**WHAT YOU ARE ASKED TO DO**
Copy out the entries that follow exactly, leaving every picture behind.

[Opening INFORMATION GIVEN section]

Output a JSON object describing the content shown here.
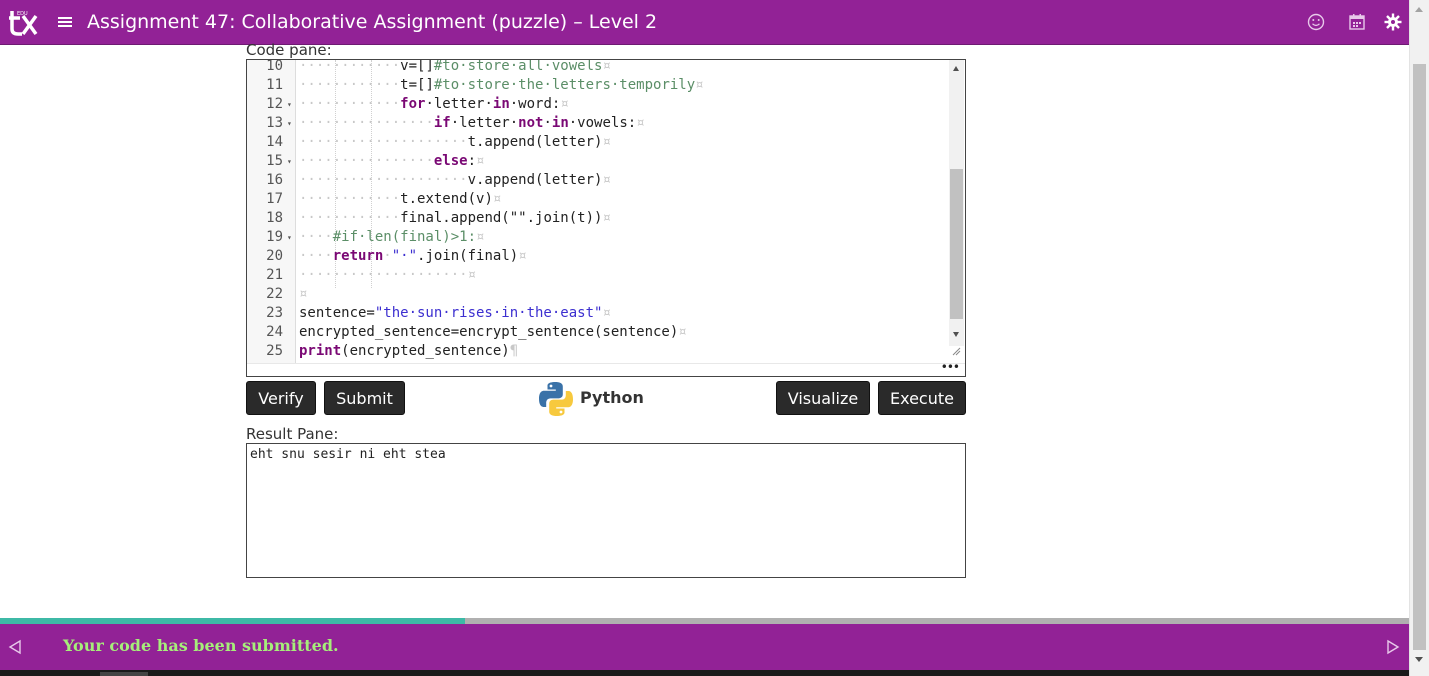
{
  "header": {
    "title": "Assignment 47: Collaborative Assignment (puzzle) – Level 2",
    "bg_color": "#922296",
    "icons": [
      "logo-icon",
      "hamburger-menu-icon",
      "smiley-icon",
      "calendar-icon",
      "gear-icon"
    ]
  },
  "code_pane": {
    "label": "Code pane:",
    "lines": [
      {
        "num": "10",
        "fold": ""
      },
      {
        "num": "11",
        "fold": ""
      },
      {
        "num": "12",
        "fold": "▾"
      },
      {
        "num": "13",
        "fold": "▾"
      },
      {
        "num": "14",
        "fold": ""
      },
      {
        "num": "15",
        "fold": "▾"
      },
      {
        "num": "16",
        "fold": ""
      },
      {
        "num": "17",
        "fold": ""
      },
      {
        "num": "18",
        "fold": ""
      },
      {
        "num": "19",
        "fold": "▾"
      },
      {
        "num": "20",
        "fold": ""
      },
      {
        "num": "21",
        "fold": ""
      },
      {
        "num": "22",
        "fold": ""
      },
      {
        "num": "23",
        "fold": ""
      },
      {
        "num": "24",
        "fold": ""
      },
      {
        "num": "25",
        "fold": ""
      }
    ],
    "code": {
      "l10": {
        "ws": "············",
        "a": "v=[]",
        "c": "#to·store·all·vowels",
        "p": "¤"
      },
      "l11": {
        "ws": "············",
        "a": "t=[]",
        "c": "#to·store·the·letters·temporily",
        "p": "¤"
      },
      "l12": {
        "ws": "············",
        "k1": "for",
        "a": "·letter·",
        "k2": "in",
        "b": "·word:",
        "p": "¤"
      },
      "l13": {
        "ws": "················",
        "k1": "if",
        "a": "·letter·",
        "k2": "not",
        "b": "·",
        "k3": "in",
        "c": "·vowels:",
        "p": "¤"
      },
      "l14": {
        "ws": "····················",
        "a": "t.append(letter)",
        "p": "¤"
      },
      "l15": {
        "ws": "················",
        "k1": "else",
        "a": ":",
        "p": "¤"
      },
      "l16": {
        "ws": "····················",
        "a": "v.append(letter)",
        "p": "¤"
      },
      "l17": {
        "ws": "············",
        "a": "t.extend(v)",
        "p": "¤"
      },
      "l18": {
        "ws": "············",
        "a": "final.append(\"\".join(t))",
        "p": "¤"
      },
      "l19": {
        "ws": "····",
        "c": "#if·len(final)>1:",
        "p": "¤"
      },
      "l20": {
        "ws": "····",
        "k1": "return",
        "a": "·",
        "s": "\"·\"",
        "b": ".join(final)",
        "p": "¤"
      },
      "l21": {
        "ws": "····················",
        "p": "¤"
      },
      "l22": {
        "p": "¤"
      },
      "l23": {
        "a": "sentence=",
        "s": "\"the·sun·rises·in·the·east\"",
        "p": "¤"
      },
      "l24": {
        "a": "encrypted_sentence=encrypt_sentence(sentence)",
        "p": "¤"
      },
      "l25": {
        "k1": "print",
        "a": "(encrypted_sentence)",
        "p": "¶"
      }
    }
  },
  "buttons": {
    "verify": "Verify",
    "submit": "Submit",
    "visualize": "Visualize",
    "execute": "Execute"
  },
  "language": {
    "label": "Python",
    "icon": "python-logo-icon"
  },
  "result_pane": {
    "label": "Result Pane:",
    "output": "eht snu sesir ni eht stea"
  },
  "footer": {
    "message": "Your code has been submitted.",
    "progress": 0.33,
    "bg_color": "#922296",
    "progress_color": "#3db9a6",
    "message_color": "#a6ee7a"
  }
}
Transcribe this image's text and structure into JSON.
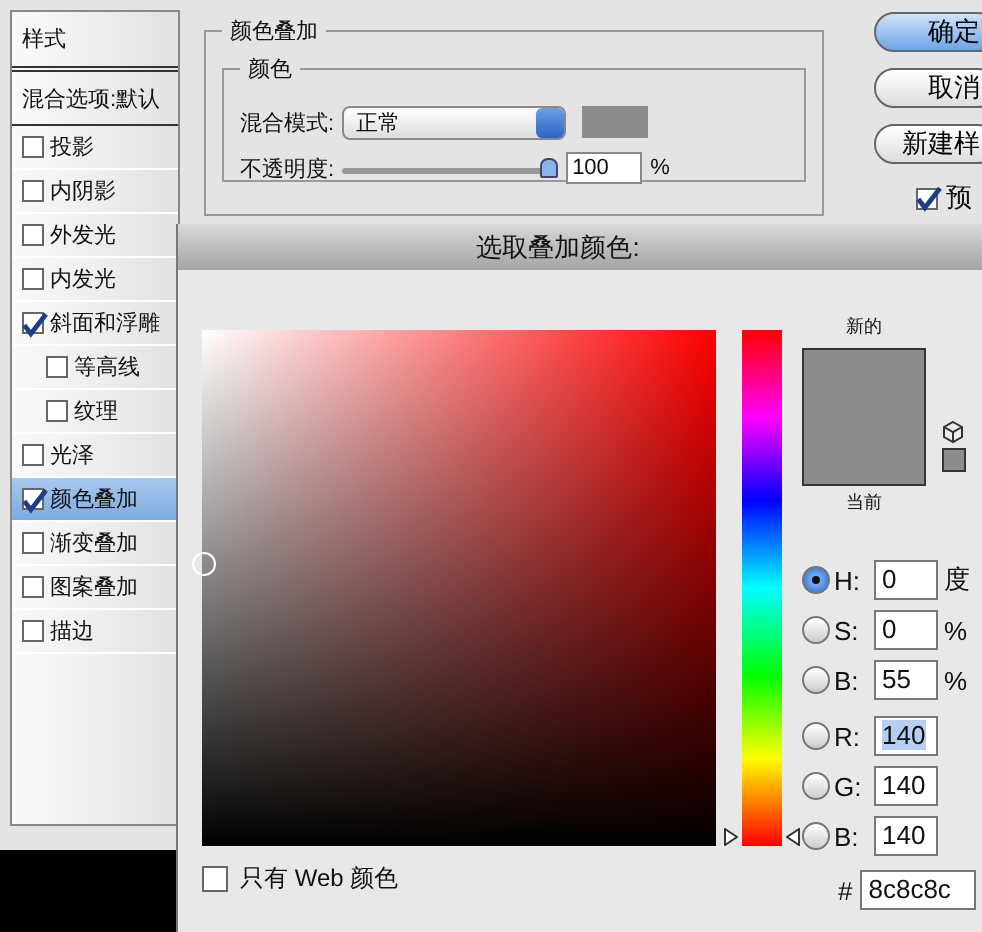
{
  "styles_panel": {
    "header": "样式",
    "blend_default": "混合选项:默认",
    "items": [
      {
        "label": "投影",
        "checked": false,
        "selected": false
      },
      {
        "label": "内阴影",
        "checked": false,
        "selected": false
      },
      {
        "label": "外发光",
        "checked": false,
        "selected": false
      },
      {
        "label": "内发光",
        "checked": false,
        "selected": false
      },
      {
        "label": "斜面和浮雕",
        "checked": true,
        "selected": false,
        "children": [
          {
            "label": "等高线",
            "checked": false,
            "selected": false
          },
          {
            "label": "纹理",
            "checked": false,
            "selected": false
          }
        ]
      },
      {
        "label": "光泽",
        "checked": false,
        "selected": false
      },
      {
        "label": "颜色叠加",
        "checked": true,
        "selected": true
      },
      {
        "label": "渐变叠加",
        "checked": false,
        "selected": false
      },
      {
        "label": "图案叠加",
        "checked": false,
        "selected": false
      },
      {
        "label": "描边",
        "checked": false,
        "selected": false
      }
    ]
  },
  "color_overlay": {
    "title": "颜色叠加",
    "group": "颜色",
    "blend_mode_label": "混合模式:",
    "blend_mode": "正常",
    "opacity_label": "不透明度:",
    "opacity": {
      "level": 1
    },
    "opacity_value": "100",
    "opacity_unit": "%"
  },
  "buttons": [
    {
      "label": "确定",
      "default": true
    },
    {
      "label": "取消",
      "default": false
    },
    {
      "label": "新建样",
      "default": false
    }
  ],
  "preview": {
    "label": "预",
    "checked": true
  },
  "picker": {
    "title": "选取叠加颜色:",
    "hue_slider": {
      "level": 0
    },
    "new_label": "新的",
    "current_label": "当前",
    "web_only": {
      "label": "只有 Web 颜色",
      "checked": false
    },
    "fields": [
      {
        "label": "H:",
        "value": "0",
        "unit": "度",
        "selected": true,
        "highlighted": false
      },
      {
        "label": "S:",
        "value": "0",
        "unit": "%",
        "selected": false,
        "highlighted": false
      },
      {
        "label": "B:",
        "value": "55",
        "unit": "%",
        "selected": false,
        "highlighted": false
      },
      {
        "label": "R:",
        "value": "140",
        "selected": false,
        "highlighted": true
      },
      {
        "label": "G:",
        "value": "140",
        "selected": false,
        "highlighted": false
      },
      {
        "label": "B:",
        "value": "140",
        "selected": false,
        "highlighted": false
      }
    ],
    "hex_label": "#",
    "hex": "8c8c8c"
  }
}
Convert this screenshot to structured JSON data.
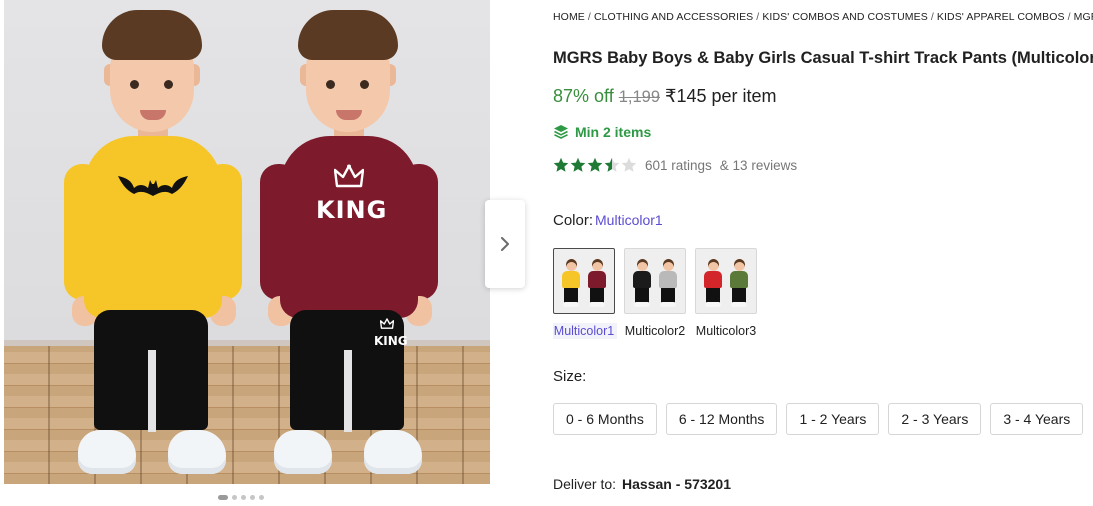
{
  "breadcrumb": [
    "HOME",
    "CLOTHING AND ACCESSORIES",
    "KIDS' COMBOS AND COSTUMES",
    "KIDS' APPAREL COMBOS",
    "MGRS KIDS"
  ],
  "product": {
    "title": "MGRS Baby Boys & Baby Girls Casual T-shirt Track Pants (Multicolor)",
    "discount": "87% off",
    "mrp": "1,199",
    "price": "₹145 per item",
    "min_qty": "Min 2 items",
    "rating_value": 3.5,
    "ratings_text": "601 ratings",
    "reviews_text": "& 13 reviews"
  },
  "gallery": {
    "shirt_print": "KING",
    "pants_print": "KING",
    "dots_total": 5,
    "dot_active": 0
  },
  "color": {
    "label": "Color:",
    "selected": "Multicolor1",
    "swatches": [
      {
        "label": "Multicolor1",
        "tops": [
          "#f6c628",
          "#7d1a2b"
        ]
      },
      {
        "label": "Multicolor2",
        "tops": [
          "#1b1b1b",
          "#b9b9b9"
        ]
      },
      {
        "label": "Multicolor3",
        "tops": [
          "#d3262b",
          "#5b7a3a"
        ]
      }
    ]
  },
  "size": {
    "label": "Size:",
    "options": [
      "0 - 6 Months",
      "6 - 12 Months",
      "1 - 2 Years",
      "2 - 3 Years",
      "3 - 4 Years"
    ]
  },
  "delivery": {
    "label": "Deliver to:",
    "location": "Hassan - 573201"
  },
  "colors": {
    "discount_green": "#388e3c",
    "min_qty_green": "#2e9a45",
    "star_green": "#1e7a34",
    "accent_purple": "#5b4cd1"
  },
  "icons": {
    "min_qty": "layers-icon",
    "next": "chevron-right-icon",
    "star": "star-icon"
  }
}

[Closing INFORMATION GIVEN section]

**SOLUTION FOR THIS TASK**
Output a JSON object describing the content shown here.
{
  "header": {
    "title": "Assignment 47: Collaborative Assignment (puzzle) – Level 2",
    "bg_color": "#922296",
    "icons": [
      "logo-icon",
      "hamburger-menu-icon",
      "smiley-icon",
      "calendar-icon",
      "gear-icon"
    ]
  },
  "code_pane": {
    "label": "Code pane:",
    "lines": [
      {
        "num": "10",
        "fold": ""
      },
      {
        "num": "11",
        "fold": ""
      },
      {
        "num": "12",
        "fold": "▾"
      },
      {
        "num": "13",
        "fold": "▾"
      },
      {
        "num": "14",
        "fold": ""
      },
      {
        "num": "15",
        "fold": "▾"
      },
      {
        "num": "16",
        "fold": ""
      },
      {
        "num": "17",
        "fold": ""
      },
      {
        "num": "18",
        "fold": ""
      },
      {
        "num": "19",
        "fold": "▾"
      },
      {
        "num": "20",
        "fold": ""
      },
      {
        "num": "21",
        "fold": ""
      },
      {
        "num": "22",
        "fold": ""
      },
      {
        "num": "23",
        "fold": ""
      },
      {
        "num": "24",
        "fold": ""
      },
      {
        "num": "25",
        "fold": ""
      }
    ],
    "code": {
      "l10": {
        "ws": "············",
        "a": "v=[]",
        "c": "#to·store·all·vowels",
        "p": "¤"
      },
      "l11": {
        "ws": "············",
        "a": "t=[]",
        "c": "#to·store·the·letters·temporily",
        "p": "¤"
      },
      "l12": {
        "ws": "············",
        "k1": "for",
        "a": "·letter·",
        "k2": "in",
        "b": "·word:",
        "p": "¤"
      },
      "l13": {
        "ws": "················",
        "k1": "if",
        "a": "·letter·",
        "k2": "not",
        "b": "·",
        "k3": "in",
        "c": "·vowels:",
        "p": "¤"
      },
      "l14": {
        "ws": "····················",
        "a": "t.append(letter)",
        "p": "¤"
      },
      "l15": {
        "ws": "················",
        "k1": "else",
        "a": ":",
        "p": "¤"
      },
      "l16": {
        "ws": "····················",
        "a": "v.append(letter)",
        "p": "¤"
      },
      "l17": {
        "ws": "············",
        "a": "t.extend(v)",
        "p": "¤"
      },
      "l18": {
        "ws": "············",
        "a": "final.append(\"\".join(t))",
        "p": "¤"
      },
      "l19": {
        "ws": "····",
        "c": "#if·len(final)>1:",
        "p": "¤"
      },
      "l20": {
        "ws": "····",
        "k1": "return",
        "a": "·",
        "s": "\"·\"",
        "b": ".join(final)",
        "p": "¤"
      },
      "l21": {
        "ws": "····················",
        "p": "¤"
      },
      "l22": {
        "p": "¤"
      },
      "l23": {
        "a": "sentence=",
        "s": "\"the·sun·rises·in·the·east\"",
        "p": "¤"
      },
      "l24": {
        "a": "encrypted_sentence=encrypt_sentence(sentence)",
        "p": "¤"
      },
      "l25": {
        "k1": "print",
        "a": "(encrypted_sentence)",
        "p": "¶"
      }
    }
  },
  "buttons": {
    "verify": "Verify",
    "submit": "Submit",
    "visualize": "Visualize",
    "execute": "Execute"
  },
  "language": {
    "label": "Python",
    "icon": "python-logo-icon"
  },
  "result_pane": {
    "label": "Result Pane:",
    "output": "eht snu sesir ni eht stea"
  },
  "footer": {
    "message": "Your code has been submitted.",
    "progress": 0.33,
    "bg_color": "#922296",
    "progress_color": "#3db9a6",
    "message_color": "#a6ee7a"
  }
}
Transcribe this image's text and structure into JSON.
{
  "styles_panel": {
    "header": "样式",
    "blend_default": "混合选项:默认",
    "items": [
      {
        "label": "投影",
        "checked": false,
        "selected": false
      },
      {
        "label": "内阴影",
        "checked": false,
        "selected": false
      },
      {
        "label": "外发光",
        "checked": false,
        "selected": false
      },
      {
        "label": "内发光",
        "checked": false,
        "selected": false
      },
      {
        "label": "斜面和浮雕",
        "checked": true,
        "selected": false,
        "children": [
          {
            "label": "等高线",
            "checked": false,
            "selected": false
          },
          {
            "label": "纹理",
            "checked": false,
            "selected": false
          }
        ]
      },
      {
        "label": "光泽",
        "checked": false,
        "selected": false
      },
      {
        "label": "颜色叠加",
        "checked": true,
        "selected": true
      },
      {
        "label": "渐变叠加",
        "checked": false,
        "selected": false
      },
      {
        "label": "图案叠加",
        "checked": false,
        "selected": false
      },
      {
        "label": "描边",
        "checked": false,
        "selected": false
      }
    ]
  },
  "color_overlay": {
    "title": "颜色叠加",
    "group": "颜色",
    "blend_mode_label": "混合模式:",
    "blend_mode": "正常",
    "opacity_label": "不透明度:",
    "opacity": {
      "level": 1
    },
    "opacity_value": "100",
    "opacity_unit": "%"
  },
  "buttons": [
    {
      "label": "确定",
      "default": true
    },
    {
      "label": "取消",
      "default": false
    },
    {
      "label": "新建样",
      "default": false
    }
  ],
  "preview": {
    "label": "预",
    "checked": true
  },
  "picker": {
    "title": "选取叠加颜色:",
    "hue_slider": {
      "level": 0
    },
    "new_label": "新的",
    "current_label": "当前",
    "web_only": {
      "label": "只有 Web 颜色",
      "checked": false
    },
    "fields": [
      {
        "label": "H:",
        "value": "0",
        "unit": "度",
        "selected": true,
        "highlighted": false
      },
      {
        "label": "S:",
        "value": "0",
        "unit": "%",
        "selected": false,
        "highlighted": false
      },
      {
        "label": "B:",
        "value": "55",
        "unit": "%",
        "selected": false,
        "highlighted": false
      },
      {
        "label": "R:",
        "value": "140",
        "selected": false,
        "highlighted": true
      },
      {
        "label": "G:",
        "value": "140",
        "selected": false,
        "highlighted": false
      },
      {
        "label": "B:",
        "value": "140",
        "selected": false,
        "highlighted": false
      }
    ],
    "hex_label": "#",
    "hex": "8c8c8c"
  }
}
Convert this screenshot to structured JSON data.
{
  "breadcrumb": [
    "HOME",
    "CLOTHING AND ACCESSORIES",
    "KIDS' COMBOS AND COSTUMES",
    "KIDS' APPAREL COMBOS",
    "MGRS KIDS"
  ],
  "product": {
    "title": "MGRS Baby Boys & Baby Girls Casual T-shirt Track Pants (Multicolor)",
    "discount": "87% off",
    "mrp": "1,199",
    "price": "₹145 per item",
    "min_qty": "Min 2 items",
    "rating_value": 3.5,
    "ratings_text": "601 ratings",
    "reviews_text": "& 13 reviews"
  },
  "gallery": {
    "shirt_print": "KING",
    "pants_print": "KING",
    "dots_total": 5,
    "dot_active": 0
  },
  "color": {
    "label": "Color:",
    "selected": "Multicolor1",
    "swatches": [
      {
        "label": "Multicolor1",
        "tops": [
          "#f6c628",
          "#7d1a2b"
        ]
      },
      {
        "label": "Multicolor2",
        "tops": [
          "#1b1b1b",
          "#b9b9b9"
        ]
      },
      {
        "label": "Multicolor3",
        "tops": [
          "#d3262b",
          "#5b7a3a"
        ]
      }
    ]
  },
  "size": {
    "label": "Size:",
    "options": [
      "0 - 6 Months",
      "6 - 12 Months",
      "1 - 2 Years",
      "2 - 3 Years",
      "3 - 4 Years"
    ]
  },
  "delivery": {
    "label": "Deliver to:",
    "location": "Hassan - 573201"
  },
  "colors": {
    "discount_green": "#388e3c",
    "min_qty_green": "#2e9a45",
    "star_green": "#1e7a34",
    "accent_purple": "#5b4cd1"
  },
  "icons": {
    "min_qty": "layers-icon",
    "next": "chevron-right-icon",
    "star": "star-icon"
  }
}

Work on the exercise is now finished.